===== DATASET
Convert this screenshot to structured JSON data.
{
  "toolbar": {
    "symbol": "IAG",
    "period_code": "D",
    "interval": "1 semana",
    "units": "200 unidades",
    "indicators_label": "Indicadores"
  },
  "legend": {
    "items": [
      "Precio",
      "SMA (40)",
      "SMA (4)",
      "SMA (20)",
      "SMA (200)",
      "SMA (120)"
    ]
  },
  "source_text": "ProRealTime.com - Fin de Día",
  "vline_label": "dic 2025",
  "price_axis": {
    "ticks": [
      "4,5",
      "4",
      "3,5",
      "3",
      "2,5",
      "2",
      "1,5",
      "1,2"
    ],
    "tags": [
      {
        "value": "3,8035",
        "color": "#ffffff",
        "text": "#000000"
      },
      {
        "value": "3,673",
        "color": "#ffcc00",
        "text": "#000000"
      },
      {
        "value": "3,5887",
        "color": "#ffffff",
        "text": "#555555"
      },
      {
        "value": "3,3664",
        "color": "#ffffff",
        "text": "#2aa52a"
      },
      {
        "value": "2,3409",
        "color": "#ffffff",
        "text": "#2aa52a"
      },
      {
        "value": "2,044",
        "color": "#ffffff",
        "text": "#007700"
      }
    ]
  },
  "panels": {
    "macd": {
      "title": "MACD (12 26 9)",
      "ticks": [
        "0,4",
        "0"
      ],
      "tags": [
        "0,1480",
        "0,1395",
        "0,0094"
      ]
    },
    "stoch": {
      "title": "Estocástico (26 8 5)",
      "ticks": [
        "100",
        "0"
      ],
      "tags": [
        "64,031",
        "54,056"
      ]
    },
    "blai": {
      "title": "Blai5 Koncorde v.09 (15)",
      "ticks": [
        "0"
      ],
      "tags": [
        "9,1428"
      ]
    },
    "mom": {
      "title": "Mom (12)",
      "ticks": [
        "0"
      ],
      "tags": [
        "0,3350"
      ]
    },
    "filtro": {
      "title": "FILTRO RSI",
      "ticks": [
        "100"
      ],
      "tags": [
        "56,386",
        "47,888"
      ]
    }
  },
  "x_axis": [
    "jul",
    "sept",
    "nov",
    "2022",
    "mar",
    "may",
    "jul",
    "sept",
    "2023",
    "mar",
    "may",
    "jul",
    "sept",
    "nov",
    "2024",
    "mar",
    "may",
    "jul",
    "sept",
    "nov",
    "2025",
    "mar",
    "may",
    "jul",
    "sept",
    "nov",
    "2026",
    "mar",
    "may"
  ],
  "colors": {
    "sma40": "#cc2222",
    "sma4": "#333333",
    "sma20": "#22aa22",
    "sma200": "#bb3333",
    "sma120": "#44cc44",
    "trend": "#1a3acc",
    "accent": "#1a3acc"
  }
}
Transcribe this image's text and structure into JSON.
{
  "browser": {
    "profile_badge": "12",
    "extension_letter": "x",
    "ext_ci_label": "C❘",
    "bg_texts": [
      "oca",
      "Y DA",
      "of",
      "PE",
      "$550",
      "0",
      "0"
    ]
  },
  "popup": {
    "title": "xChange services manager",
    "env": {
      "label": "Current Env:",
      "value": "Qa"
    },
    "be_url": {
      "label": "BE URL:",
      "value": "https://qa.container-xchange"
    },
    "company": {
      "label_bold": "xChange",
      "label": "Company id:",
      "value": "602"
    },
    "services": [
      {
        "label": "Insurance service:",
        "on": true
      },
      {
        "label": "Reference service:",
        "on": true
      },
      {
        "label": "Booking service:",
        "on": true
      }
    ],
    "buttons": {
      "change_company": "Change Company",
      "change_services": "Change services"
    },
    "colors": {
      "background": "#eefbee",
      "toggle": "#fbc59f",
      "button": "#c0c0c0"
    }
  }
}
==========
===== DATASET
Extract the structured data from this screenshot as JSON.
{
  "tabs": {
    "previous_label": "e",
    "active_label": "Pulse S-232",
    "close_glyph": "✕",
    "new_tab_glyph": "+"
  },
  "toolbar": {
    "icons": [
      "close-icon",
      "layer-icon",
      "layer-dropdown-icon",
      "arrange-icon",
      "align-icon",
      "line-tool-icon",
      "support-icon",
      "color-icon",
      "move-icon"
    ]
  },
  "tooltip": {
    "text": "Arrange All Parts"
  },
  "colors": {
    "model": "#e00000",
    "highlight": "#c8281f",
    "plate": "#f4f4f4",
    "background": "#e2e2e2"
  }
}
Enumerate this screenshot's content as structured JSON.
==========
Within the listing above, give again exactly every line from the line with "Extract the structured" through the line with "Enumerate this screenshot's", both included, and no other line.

Extract the structured data from this screenshot as JSON.
{
  "tabs": {
    "previous_label": "e",
    "active_label": "Pulse S-232",
    "close_glyph": "✕",
    "new_tab_glyph": "+"
  },
  "toolbar": {
    "icons": [
      "close-icon",
      "layer-icon",
      "layer-dropdown-icon",
      "arrange-icon",
      "align-icon",
      "line-tool-icon",
      "support-icon",
      "color-icon",
      "move-icon"
    ]
  },
  "tooltip": {
    "text": "Arrange All Parts"
  },
  "colors": {
    "model": "#e00000",
    "highlight": "#c8281f",
    "plate": "#f4f4f4",
    "background": "#e2e2e2"
  }
}
Enumerate this screenshot's content as structured JSON.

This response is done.